EXERCISE DIRECTIONS:
The full listing, excluding its pictures, should be printed exactly as it stands.
========================================
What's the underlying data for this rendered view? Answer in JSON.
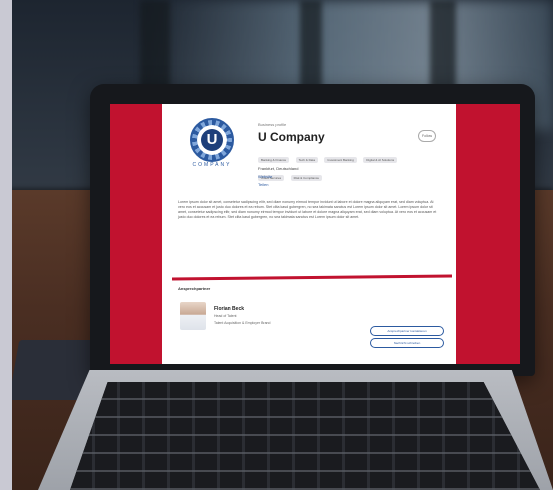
{
  "screen_page": {
    "logo_letter": "U",
    "logo_word": "COMPANY",
    "eyebrow": "Business profile",
    "company_name": "U Company",
    "follow_label": "Follow",
    "tags": [
      "Banking & Finance",
      "Tech & Data",
      "Investment Banking",
      "Digital & AI Solutions",
      "Cloud Services",
      "Risk & Compliance"
    ],
    "location": "Frankfurt, Deutschland",
    "website_link": "Website",
    "share_link": "Teilen",
    "description": "Lorem ipsum dolor sit amet, consetetur sadipscing elitr, sed diam nonumy eirmod tempor invidunt ut labore et dolore magna aliquyam erat, sed diam voluptua. At vero eos et accusam et justo duo dolores et ea rebum. Stet clita kasd gubergren, no sea takimata sanctus est Lorem ipsum dolor sit amet. Lorem ipsum dolor sit amet, consetetur sadipscing elitr, sed diam nonumy eirmod tempor invidunt ut labore et dolore magna aliquyam erat, sed diam voluptua. At vero eos et accusam et justo duo dolores et ea rebum. Stet clita kasd gubergren, no sea takimata sanctus est Lorem ipsum dolor sit amet.",
    "section_heading": "Ansprechpartner",
    "person_name": "Florian Beck",
    "person_role": "Head of Talent",
    "person_sub": "Talent Acquisition & Employer Brand",
    "contact_button": "Ansprechpartner kontaktieren",
    "message_button": "Nachricht schreiben"
  },
  "colors": {
    "accent_red": "#c1122f",
    "brand_blue": "#2c5aa0"
  }
}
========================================
SOLUTION FOR THIS TASK:
What's the underlying data for this rendered view? Answer in JSON.
{
  "screen_page": {
    "logo_letter": "U",
    "logo_word": "COMPANY",
    "eyebrow": "Business profile",
    "company_name": "U Company",
    "follow_label": "Follow",
    "tags": [
      "Banking & Finance",
      "Tech & Data",
      "Investment Banking",
      "Digital & AI Solutions",
      "Cloud Services",
      "Risk & Compliance"
    ],
    "location": "Frankfurt, Deutschland",
    "website_link": "Website",
    "share_link": "Teilen",
    "description": "Lorem ipsum dolor sit amet, consetetur sadipscing elitr, sed diam nonumy eirmod tempor invidunt ut labore et dolore magna aliquyam erat, sed diam voluptua. At vero eos et accusam et justo duo dolores et ea rebum. Stet clita kasd gubergren, no sea takimata sanctus est Lorem ipsum dolor sit amet. Lorem ipsum dolor sit amet, consetetur sadipscing elitr, sed diam nonumy eirmod tempor invidunt ut labore et dolore magna aliquyam erat, sed diam voluptua. At vero eos et accusam et justo duo dolores et ea rebum. Stet clita kasd gubergren, no sea takimata sanctus est Lorem ipsum dolor sit amet.",
    "section_heading": "Ansprechpartner",
    "person_name": "Florian Beck",
    "person_role": "Head of Talent",
    "person_sub": "Talent Acquisition & Employer Brand",
    "contact_button": "Ansprechpartner kontaktieren",
    "message_button": "Nachricht schreiben"
  },
  "colors": {
    "accent_red": "#c1122f",
    "brand_blue": "#2c5aa0"
  }
}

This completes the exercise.